Exhortation to Believers (3:7–15)
In Heb. 3:7–15 the author continues his warning and encouragement about persevering in the faith. One way that we can be faithful to Christ is to believe and to obey the revealed Word of God. Here the author appeals to this principle as he quotes Ps. 95:7b–11. This psalm was written by David; however, likely wanting to emphasize the divine nature of the Bible, the author writes, “As the Holy Spirit says” (Heb. 3:7). Note it is probable that this psalm was composed to be used during the Feast of Tabernacles, a celebration designed to remind God’s people about His provision during the wilderness wanderings and His eventual deliverance of Israel into the Promised Land. Indeed, this Psalm was meant to spur the Jews on to covenant faithfulness, because of God’s faithfulness, despite the many heartaches that their forefathers experienced on account of their own unbelief.
As Israel was delivered from bondage in Egypt, the people were privileged to “hear God’s voice” (Heb. 3:7) and they also “saw His works” (Heb. 3:9). Yet, as the Old Testament narrative reports, Israel did not stay faithful.

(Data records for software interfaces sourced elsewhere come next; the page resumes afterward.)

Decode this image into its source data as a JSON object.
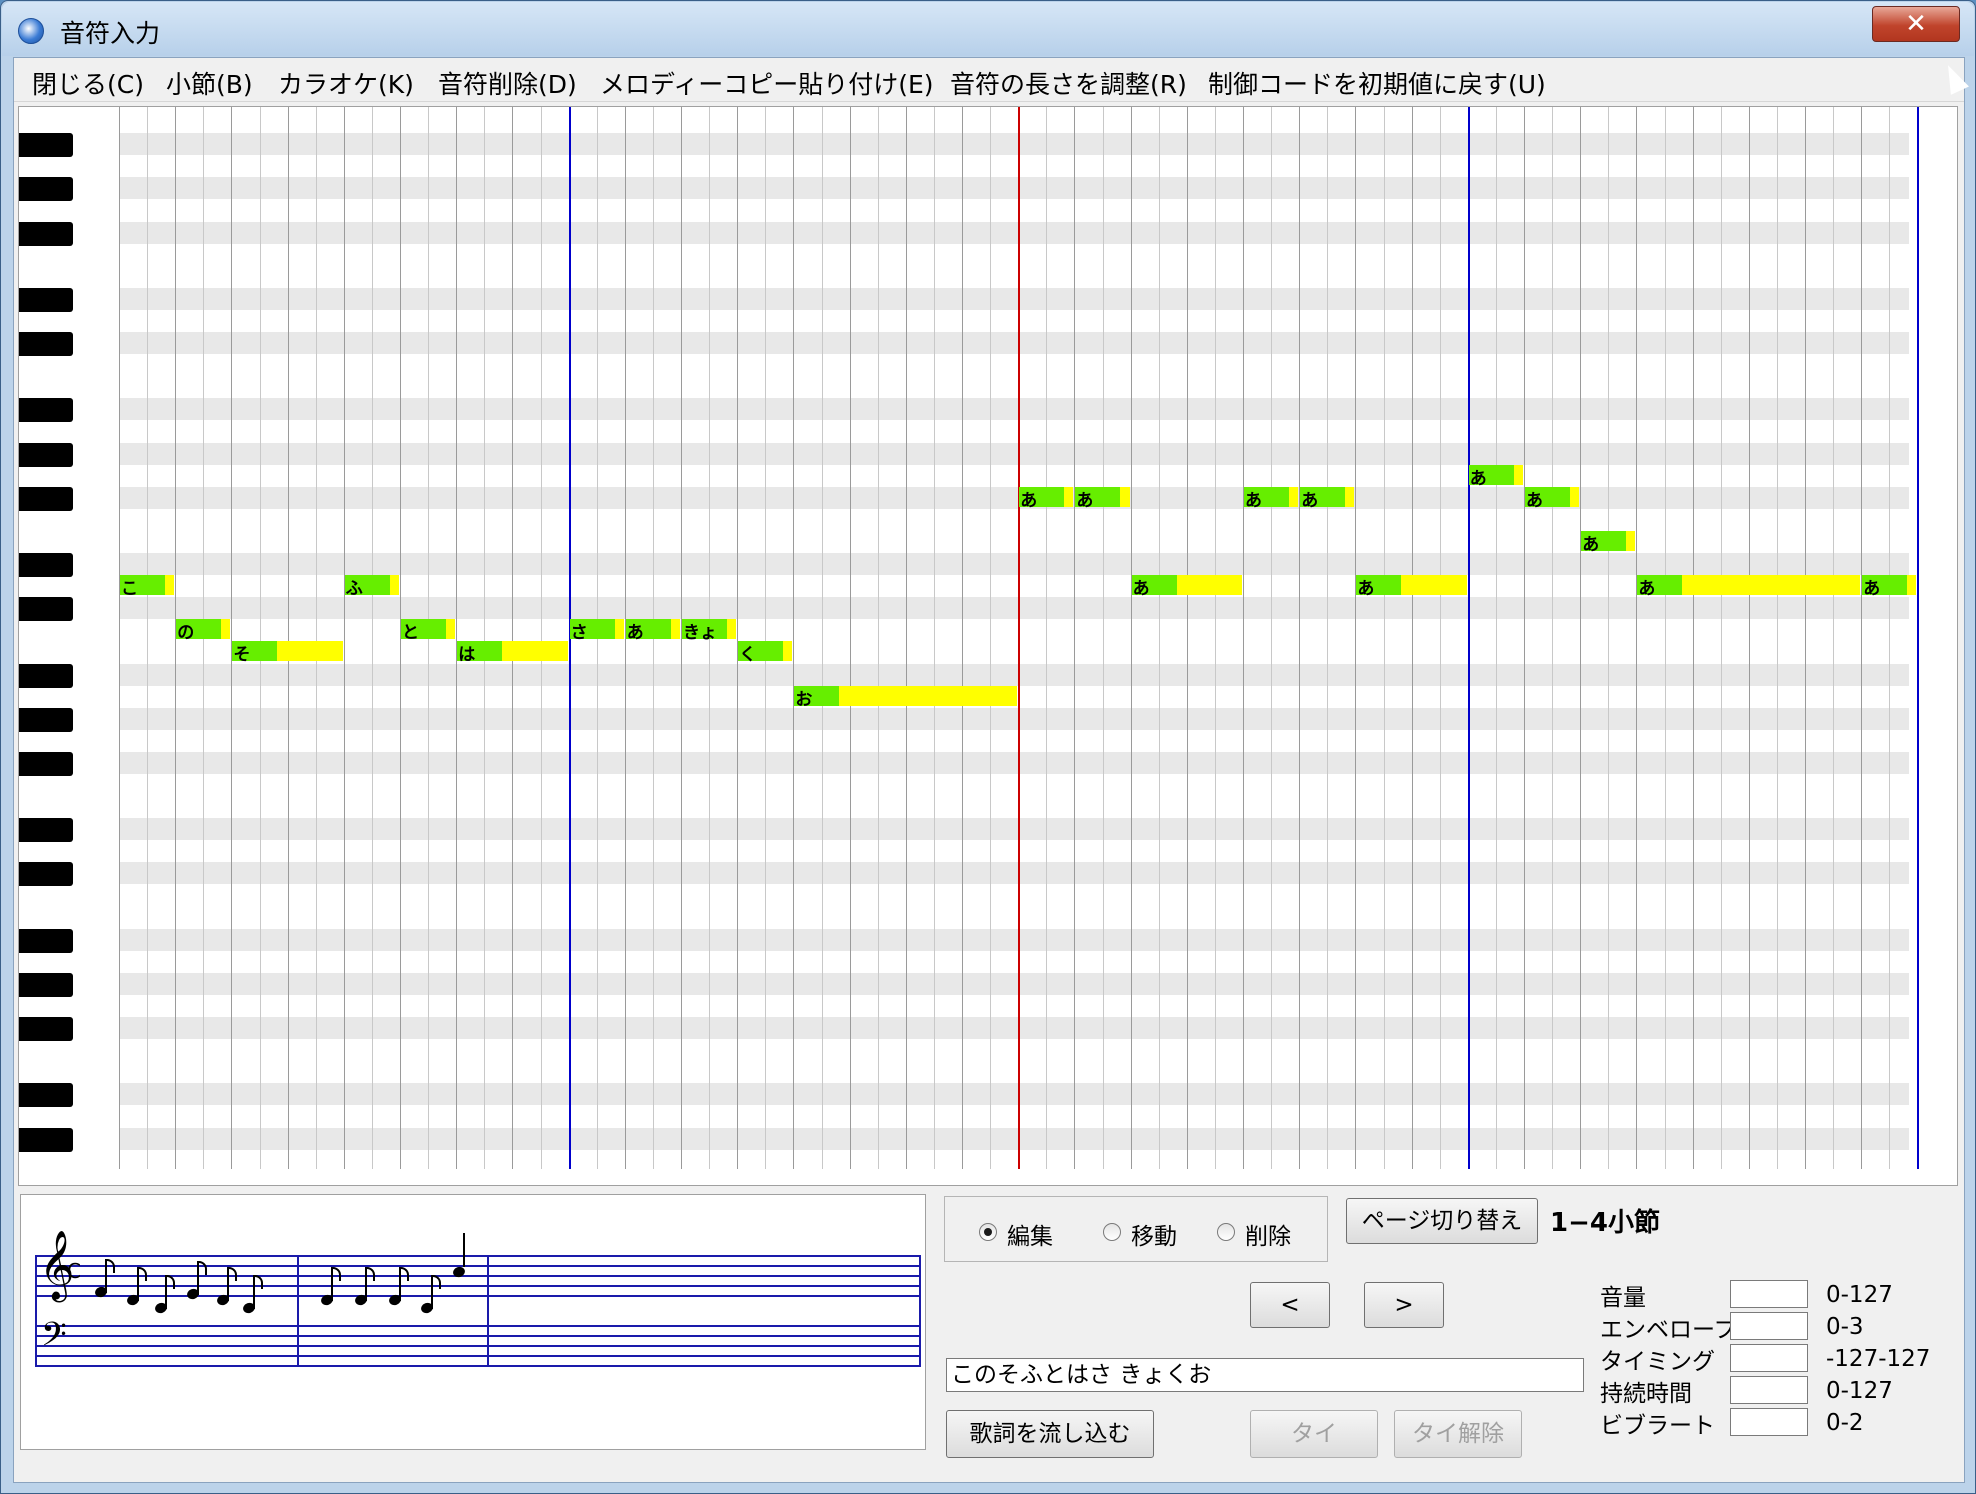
{
  "window": {
    "title": "音符入力",
    "close_glyph": "✕"
  },
  "menu": [
    {
      "label": "閉じる(C)"
    },
    {
      "label": "小節(B)"
    },
    {
      "label": "カラオケ(K)"
    },
    {
      "label": "音符削除(D)"
    },
    {
      "label": "メロディーコピー貼り付け(E)"
    },
    {
      "label": "音符の長さを調整(R)"
    },
    {
      "label": "制御コードを初期値に戻す(U)"
    }
  ],
  "notes": [
    {
      "lyric": "こ",
      "row": 21,
      "start": 0,
      "length": 2
    },
    {
      "lyric": "の",
      "row": 23,
      "start": 2,
      "length": 2
    },
    {
      "lyric": "そ",
      "row": 24,
      "start": 4,
      "length": 4
    },
    {
      "lyric": "ふ",
      "row": 21,
      "start": 8,
      "length": 2
    },
    {
      "lyric": "と",
      "row": 23,
      "start": 10,
      "length": 2
    },
    {
      "lyric": "は",
      "row": 24,
      "start": 12,
      "length": 4
    },
    {
      "lyric": "さ",
      "row": 23,
      "start": 16,
      "length": 2
    },
    {
      "lyric": "あ",
      "row": 23,
      "start": 18,
      "length": 2
    },
    {
      "lyric": "きょ",
      "row": 23,
      "start": 20,
      "length": 2
    },
    {
      "lyric": "く",
      "row": 24,
      "start": 22,
      "length": 2
    },
    {
      "lyric": "お",
      "row": 26,
      "start": 24,
      "length": 8
    },
    {
      "lyric": "あ",
      "row": 17,
      "start": 32,
      "length": 2
    },
    {
      "lyric": "あ",
      "row": 17,
      "start": 34,
      "length": 2
    },
    {
      "lyric": "あ",
      "row": 21,
      "start": 36,
      "length": 4
    },
    {
      "lyric": "あ",
      "row": 17,
      "start": 40,
      "length": 2
    },
    {
      "lyric": "あ",
      "row": 17,
      "start": 42,
      "length": 2
    },
    {
      "lyric": "あ",
      "row": 21,
      "start": 44,
      "length": 4
    },
    {
      "lyric": "あ",
      "row": 16,
      "start": 48,
      "length": 2
    },
    {
      "lyric": "あ",
      "row": 17,
      "start": 50,
      "length": 2
    },
    {
      "lyric": "あ",
      "row": 19,
      "start": 52,
      "length": 2
    },
    {
      "lyric": "あ",
      "row": 21,
      "start": 54,
      "length": 8
    },
    {
      "lyric": "あ",
      "row": 21,
      "start": 62,
      "length": 2
    }
  ],
  "mode": {
    "options": [
      {
        "label": "編集"
      },
      {
        "label": "移動"
      },
      {
        "label": "削除"
      }
    ],
    "selected": "編集"
  },
  "page_switch_label": "ページ切り替え",
  "page_range": "1−4小節",
  "prev_glyph": "<",
  "next_glyph": ">",
  "lyrics_value": "このそふとはさ きょくお",
  "flow_lyrics_label": "歌詞を流し込む",
  "tie_label": "タイ",
  "untie_label": "タイ解除",
  "params": [
    {
      "label": "音量",
      "range": "0-127",
      "value": ""
    },
    {
      "label": "エンベロープ",
      "range": "0-3",
      "value": ""
    },
    {
      "label": "タイミング",
      "range": "-127-127",
      "value": ""
    },
    {
      "label": "持続時間",
      "range": "0-127",
      "value": ""
    },
    {
      "label": "ビブラート",
      "range": "0-2",
      "value": ""
    }
  ],
  "colors": {
    "note_head": "#66ee00",
    "note_body": "#ffff00",
    "bar_line": "#0000cc",
    "page_line": "#cc0000",
    "scroll": "#0000ff"
  },
  "icons": {
    "app": "app-globe-icon",
    "close": "close-icon",
    "treble": "treble-clef-icon",
    "bass": "bass-clef-icon"
  }
}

Rather, they continually grumbled during the exodus event (cf. Num. 14:20–23). Incredibly, this lack of faith resulted in the death of every adult over the age of twenty, with the exceptions of Joshua and Caleb, during forty years of wilderness wandering (cf. Num. 14:29–30). Given this sobering example, the author instructs his readers, “Exhort one another daily” (Heb. 3:13). The idea here is that the deceitfulness of sin can harden anyone, thus believers must encourage one another daily. Furthermore, in an arresting verse, the author writes, “For we have become partakers of Christ [only] if we hold the beginning of our confidence steadfast to the end” (Heb. 3:14).
Unbelief of Israel (3:16–19)

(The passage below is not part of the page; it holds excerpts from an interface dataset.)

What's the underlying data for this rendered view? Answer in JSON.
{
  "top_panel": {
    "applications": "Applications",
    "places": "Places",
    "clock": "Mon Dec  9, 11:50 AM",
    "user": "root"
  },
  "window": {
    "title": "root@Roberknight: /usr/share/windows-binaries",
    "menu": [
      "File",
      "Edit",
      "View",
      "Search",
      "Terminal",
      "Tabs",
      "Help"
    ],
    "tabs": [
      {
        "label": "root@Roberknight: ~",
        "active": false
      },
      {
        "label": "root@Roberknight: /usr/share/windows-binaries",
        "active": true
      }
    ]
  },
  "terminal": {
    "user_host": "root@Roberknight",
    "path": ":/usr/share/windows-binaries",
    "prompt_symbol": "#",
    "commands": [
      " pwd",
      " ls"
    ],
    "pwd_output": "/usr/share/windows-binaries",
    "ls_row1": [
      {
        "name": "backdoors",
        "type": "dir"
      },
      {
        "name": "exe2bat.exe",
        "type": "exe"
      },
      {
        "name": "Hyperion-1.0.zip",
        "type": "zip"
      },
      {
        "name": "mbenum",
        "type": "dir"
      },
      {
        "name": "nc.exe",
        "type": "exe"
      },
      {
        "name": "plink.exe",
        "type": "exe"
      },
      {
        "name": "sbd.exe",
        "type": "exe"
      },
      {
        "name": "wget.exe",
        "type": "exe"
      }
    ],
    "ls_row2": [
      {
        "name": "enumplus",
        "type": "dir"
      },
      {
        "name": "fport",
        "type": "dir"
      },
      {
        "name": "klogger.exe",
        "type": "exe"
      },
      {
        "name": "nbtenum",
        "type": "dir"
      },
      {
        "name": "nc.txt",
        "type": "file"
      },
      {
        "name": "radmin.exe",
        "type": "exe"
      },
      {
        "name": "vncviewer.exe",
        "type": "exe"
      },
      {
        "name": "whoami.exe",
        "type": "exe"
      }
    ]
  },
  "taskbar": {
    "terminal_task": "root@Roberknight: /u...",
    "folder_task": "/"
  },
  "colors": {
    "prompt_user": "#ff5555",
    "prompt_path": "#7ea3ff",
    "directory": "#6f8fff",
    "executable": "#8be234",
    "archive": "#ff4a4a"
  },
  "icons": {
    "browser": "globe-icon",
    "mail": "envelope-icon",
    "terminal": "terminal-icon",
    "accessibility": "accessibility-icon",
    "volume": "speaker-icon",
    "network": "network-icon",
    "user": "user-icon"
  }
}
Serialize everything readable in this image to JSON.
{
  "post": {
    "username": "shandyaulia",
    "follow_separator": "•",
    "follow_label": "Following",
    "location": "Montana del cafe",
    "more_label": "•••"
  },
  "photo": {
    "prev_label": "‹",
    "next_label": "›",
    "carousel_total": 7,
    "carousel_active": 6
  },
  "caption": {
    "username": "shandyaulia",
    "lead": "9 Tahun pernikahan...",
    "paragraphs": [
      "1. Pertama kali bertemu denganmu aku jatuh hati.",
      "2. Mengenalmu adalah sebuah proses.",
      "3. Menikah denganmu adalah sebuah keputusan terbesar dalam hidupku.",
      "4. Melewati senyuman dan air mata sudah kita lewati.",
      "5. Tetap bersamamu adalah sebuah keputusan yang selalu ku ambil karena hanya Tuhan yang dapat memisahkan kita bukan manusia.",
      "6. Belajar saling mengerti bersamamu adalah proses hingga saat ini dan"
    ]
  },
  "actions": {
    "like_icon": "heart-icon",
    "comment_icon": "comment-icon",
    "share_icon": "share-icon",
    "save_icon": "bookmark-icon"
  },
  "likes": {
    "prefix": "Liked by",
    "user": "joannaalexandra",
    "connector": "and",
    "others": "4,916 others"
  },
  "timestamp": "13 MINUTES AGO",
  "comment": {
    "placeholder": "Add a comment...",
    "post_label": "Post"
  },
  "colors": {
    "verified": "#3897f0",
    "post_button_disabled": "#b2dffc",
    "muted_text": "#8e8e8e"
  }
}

Continuing with his warning about “hold[ing] fast [to] the confidence” (Heb. 3:6) we have in Christ, as a warning, in Heb. 3:16–18 the author points to the failure of ethnic Israel to trust in God and to obey Him. Sometimes Bible readers assume that all ethnic Jews in the Old Testament were in a personal relationship with God; however, as Paul teaches, “They are not all Israel who are of Israel, nor are they all children because they are the seed of Abraham” (Rom. 9:6–7; cf. Deut. 29:4; 32:5; Acts 7:51; 1 Cor. 10:5). Thus, just as external factors such as ethnicity, circumcision, and participation in the exodus event did not guarantee that an Israelite was redeemed, so Christians dare not root their salvation in outward considerations such as their church membership, giving, and attendance. Indeed, in God’s grace, salvation is available by faith in Jesus Christ alone.
- What things or events challenge your faith the most, perhaps making it difficult to persevere in the faith?
- Upon what things do you usually fix your attention? Do you regularly meditate on biblical/theological themes?
- If Moses was a picture, an object lesson, or an illustration of the Messiah who was to come, what are some similarities you can identify between Moses and Jesus?
- Why do we often not believe in God’s promises, despite His goodness and His faithfulness in our lives?
- What is the difference between God’s discipline of believers and God’s punishment of unbelievers?